[Start of section]

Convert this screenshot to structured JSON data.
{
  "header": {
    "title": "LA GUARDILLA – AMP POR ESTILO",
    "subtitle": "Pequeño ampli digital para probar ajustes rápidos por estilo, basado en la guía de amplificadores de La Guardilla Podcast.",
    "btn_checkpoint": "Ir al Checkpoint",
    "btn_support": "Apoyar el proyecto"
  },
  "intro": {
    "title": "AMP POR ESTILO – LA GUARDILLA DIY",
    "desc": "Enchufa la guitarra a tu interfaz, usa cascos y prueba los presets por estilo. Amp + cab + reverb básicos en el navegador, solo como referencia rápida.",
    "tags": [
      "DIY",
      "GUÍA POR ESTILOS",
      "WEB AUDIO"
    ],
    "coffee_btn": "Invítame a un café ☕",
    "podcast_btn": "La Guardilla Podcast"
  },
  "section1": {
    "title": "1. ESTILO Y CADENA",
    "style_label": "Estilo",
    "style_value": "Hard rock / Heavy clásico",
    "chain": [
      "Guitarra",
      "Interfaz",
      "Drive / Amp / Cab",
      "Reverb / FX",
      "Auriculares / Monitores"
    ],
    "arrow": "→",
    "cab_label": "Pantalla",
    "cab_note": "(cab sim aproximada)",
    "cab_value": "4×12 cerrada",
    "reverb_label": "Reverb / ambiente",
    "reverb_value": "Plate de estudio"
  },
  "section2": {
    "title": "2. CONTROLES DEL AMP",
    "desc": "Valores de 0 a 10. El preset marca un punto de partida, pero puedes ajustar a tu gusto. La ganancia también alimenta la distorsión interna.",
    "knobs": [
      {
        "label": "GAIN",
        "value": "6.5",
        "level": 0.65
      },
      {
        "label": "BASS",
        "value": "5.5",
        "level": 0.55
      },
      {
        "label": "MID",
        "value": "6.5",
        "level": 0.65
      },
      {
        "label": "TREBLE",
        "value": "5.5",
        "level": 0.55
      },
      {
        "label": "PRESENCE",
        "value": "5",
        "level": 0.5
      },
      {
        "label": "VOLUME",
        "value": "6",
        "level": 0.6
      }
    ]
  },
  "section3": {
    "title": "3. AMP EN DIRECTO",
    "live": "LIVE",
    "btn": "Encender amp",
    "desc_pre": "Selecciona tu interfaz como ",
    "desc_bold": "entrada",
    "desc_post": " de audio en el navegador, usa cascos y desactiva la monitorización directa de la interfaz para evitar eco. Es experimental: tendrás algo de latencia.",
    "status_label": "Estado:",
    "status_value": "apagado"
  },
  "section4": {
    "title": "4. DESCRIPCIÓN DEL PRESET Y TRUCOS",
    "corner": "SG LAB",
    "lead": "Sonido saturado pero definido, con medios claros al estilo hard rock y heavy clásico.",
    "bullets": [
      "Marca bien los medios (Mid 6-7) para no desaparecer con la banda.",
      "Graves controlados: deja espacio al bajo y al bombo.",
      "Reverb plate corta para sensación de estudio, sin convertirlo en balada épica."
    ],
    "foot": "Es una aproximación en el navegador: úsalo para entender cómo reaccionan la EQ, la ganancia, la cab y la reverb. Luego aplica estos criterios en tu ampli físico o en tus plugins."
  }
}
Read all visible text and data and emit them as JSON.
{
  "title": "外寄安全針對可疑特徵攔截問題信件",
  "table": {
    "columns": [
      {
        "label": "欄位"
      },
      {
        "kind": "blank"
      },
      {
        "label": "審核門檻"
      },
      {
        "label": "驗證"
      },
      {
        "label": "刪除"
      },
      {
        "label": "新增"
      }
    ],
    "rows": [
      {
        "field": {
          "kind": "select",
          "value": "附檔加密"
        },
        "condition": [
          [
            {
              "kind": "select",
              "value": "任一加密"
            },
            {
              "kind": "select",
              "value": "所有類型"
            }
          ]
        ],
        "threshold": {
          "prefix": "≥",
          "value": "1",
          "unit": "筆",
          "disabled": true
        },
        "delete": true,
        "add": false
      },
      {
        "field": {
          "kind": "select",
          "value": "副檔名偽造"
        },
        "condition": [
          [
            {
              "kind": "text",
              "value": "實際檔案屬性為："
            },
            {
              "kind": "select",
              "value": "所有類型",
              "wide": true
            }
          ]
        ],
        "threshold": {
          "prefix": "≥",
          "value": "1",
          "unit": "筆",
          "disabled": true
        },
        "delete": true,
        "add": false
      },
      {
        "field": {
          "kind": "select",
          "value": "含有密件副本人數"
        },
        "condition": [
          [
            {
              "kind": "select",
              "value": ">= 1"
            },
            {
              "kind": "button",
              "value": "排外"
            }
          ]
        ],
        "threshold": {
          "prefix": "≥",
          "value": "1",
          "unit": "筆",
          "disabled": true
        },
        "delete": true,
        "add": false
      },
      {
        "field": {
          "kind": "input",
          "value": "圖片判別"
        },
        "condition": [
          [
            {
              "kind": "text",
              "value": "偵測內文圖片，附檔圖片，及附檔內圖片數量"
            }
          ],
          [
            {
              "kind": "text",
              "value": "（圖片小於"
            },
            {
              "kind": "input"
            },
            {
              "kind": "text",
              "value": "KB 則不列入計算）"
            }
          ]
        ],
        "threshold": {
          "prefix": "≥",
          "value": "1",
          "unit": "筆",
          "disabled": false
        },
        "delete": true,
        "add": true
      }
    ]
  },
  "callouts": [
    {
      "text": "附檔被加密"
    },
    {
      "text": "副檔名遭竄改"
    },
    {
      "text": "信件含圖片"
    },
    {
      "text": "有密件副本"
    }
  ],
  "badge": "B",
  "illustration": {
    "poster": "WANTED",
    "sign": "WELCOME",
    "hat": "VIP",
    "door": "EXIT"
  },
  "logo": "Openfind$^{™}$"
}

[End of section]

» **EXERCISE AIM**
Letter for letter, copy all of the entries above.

» **REPLY**
Convert this screenshot to structured JSON data.
{
  "header": {
    "title": "LA GUARDILLA – AMP POR ESTILO",
    "subtitle": "Pequeño ampli digital para probar ajustes rápidos por estilo, basado en la guía de amplificadores de La Guardilla Podcast.",
    "btn_checkpoint": "Ir al Checkpoint",
    "btn_support": "Apoyar el proyecto"
  },
  "intro": {
    "title": "AMP POR ESTILO – LA GUARDILLA DIY",
    "desc": "Enchufa la guitarra a tu interfaz, usa cascos y prueba los presets por estilo. Amp + cab + reverb básicos en el navegador, solo como referencia rápida.",
    "tags": [
      "DIY",
      "GUÍA POR ESTILOS",
      "WEB AUDIO"
    ],
    "coffee_btn": "Invítame a un café ☕",
    "podcast_btn": "La Guardilla Podcast"
  },
  "section1": {
    "title": "1. ESTILO Y CADENA",
    "style_label": "Estilo",
    "style_value": "Hard rock / Heavy clásico",
    "chain": [
      "Guitarra",
      "Interfaz",
      "Drive / Amp / Cab",
      "Reverb / FX",
      "Auriculares / Monitores"
    ],
    "arrow": "→",
    "cab_label": "Pantalla",
    "cab_note": "(cab sim aproximada)",
    "cab_value": "4×12 cerrada",
    "reverb_label": "Reverb / ambiente",
    "reverb_value": "Plate de estudio"
  },
  "section2": {
    "title": "2. CONTROLES DEL AMP",
    "desc": "Valores de 0 a 10. El preset marca un punto de partida, pero puedes ajustar a tu gusto. La ganancia también alimenta la distorsión interna.",
    "knobs": [
      {
        "label": "GAIN",
        "value": "6.5",
        "level": 0.65
      },
      {
        "label": "BASS",
        "value": "5.5",
        "level": 0.55
      },
      {
        "label": "MID",
        "value": "6.5",
        "level": 0.65
      },
      {
        "label": "TREBLE",
        "value": "5.5",
        "level": 0.55
      },
      {
        "label": "PRESENCE",
        "value": "5",
        "level": 0.5
      },
      {
        "label": "VOLUME",
        "value": "6",
        "level": 0.6
      }
    ]
  },
  "section3": {
    "title": "3. AMP EN DIRECTO",
    "live": "LIVE",
    "btn": "Encender amp",
    "desc_pre": "Selecciona tu interfaz como ",
    "desc_bold": "entrada",
    "desc_post": " de audio en el navegador, usa cascos y desactiva la monitorización directa de la interfaz para evitar eco. Es experimental: tendrás algo de latencia.",
    "status_label": "Estado:",
    "status_value": "apagado"
  },
  "section4": {
    "title": "4. DESCRIPCIÓN DEL PRESET Y TRUCOS",
    "corner": "SG LAB",
    "lead": "Sonido saturado pero definido, con medios claros al estilo hard rock y heavy clásico.",
    "bullets": [
      "Marca bien los medios (Mid 6-7) para no desaparecer con la banda.",
      "Graves controlados: deja espacio al bajo y al bombo.",
      "Reverb plate corta para sensación de estudio, sin convertirlo en balada épica."
    ],
    "foot": "Es una aproximación en el navegador: úsalo para entender cómo reaccionan la EQ, la ganancia, la cab y la reverb. Luego aplica estos criterios en tu ampli físico o en tus plugins."
  }
}
Read all visible text and data and emit them as JSON.
{
  "title": "外寄安全針對可疑特徵攔截問題信件",
  "table": {
    "columns": [
      {
        "label": "欄位"
      },
      {
        "kind": "blank"
      },
      {
        "label": "審核門檻"
      },
      {
        "label": "驗證"
      },
      {
        "label": "刪除"
      },
      {
        "label": "新增"
      }
    ],
    "rows": [
      {
        "field": {
          "kind": "select",
          "value": "附檔加密"
        },
        "condition": [
          [
            {
              "kind": "select",
              "value": "任一加密"
            },
            {
              "kind": "select",
              "value": "所有類型"
            }
          ]
        ],
        "threshold": {
          "prefix": "≥",
          "value": "1",
          "unit": "筆",
          "disabled": true
        },
        "delete": true,
        "add": false
      },
      {
        "field": {
          "kind": "select",
          "value": "副檔名偽造"
        },
        "condition": [
          [
            {
              "kind": "text",
              "value": "實際檔案屬性為："
            },
            {
              "kind": "select",
              "value": "所有類型",
              "wide": true
            }
          ]
        ],
        "threshold": {
          "prefix": "≥",
          "value": "1",
          "unit": "筆",
          "disabled": true
        },
        "delete": true,
        "add": false
      },
      {
        "field": {
          "kind": "select",
          "value": "含有密件副本人數"
        },
        "condition": [
          [
            {
              "kind": "select",
              "value": ">= 1"
            },
            {
              "kind": "button",
              "value": "排外"
            }
          ]
        ],
        "threshold": {
          "prefix": "≥",
          "value": "1",
          "unit": "筆",
          "disabled": true
        },
        "delete": true,
        "add": false
      },
      {
        "field": {
          "kind": "input",
          "value": "圖片判別"
        },
        "condition": [
          [
            {
              "kind": "text",
              "value": "偵測內文圖片，附檔圖片，及附檔內圖片數量"
            }
          ],
          [
            {
              "kind": "text",
              "value": "（圖片小於"
            },
            {
              "kind": "input"
            },
            {
              "kind": "text",
              "value": "KB 則不列入計算）"
            }
          ]
        ],
        "threshold": {
          "prefix": "≥",
          "value": "1",
          "unit": "筆",
          "disabled": false
        },
        "delete": true,
        "add": true
      }
    ]
  },
  "callouts": [
    {
      "text": "附檔被加密"
    },
    {
      "text": "副檔名遭竄改"
    },
    {
      "text": "信件含圖片"
    },
    {
      "text": "有密件副本"
    }
  ],
  "badge": "B",
  "illustration": {
    "poster": "WANTED",
    "sign": "WELCOME",
    "hat": "VIP",
    "door": "EXIT"
  },
  "logo": "Openfind$^{™}$"
}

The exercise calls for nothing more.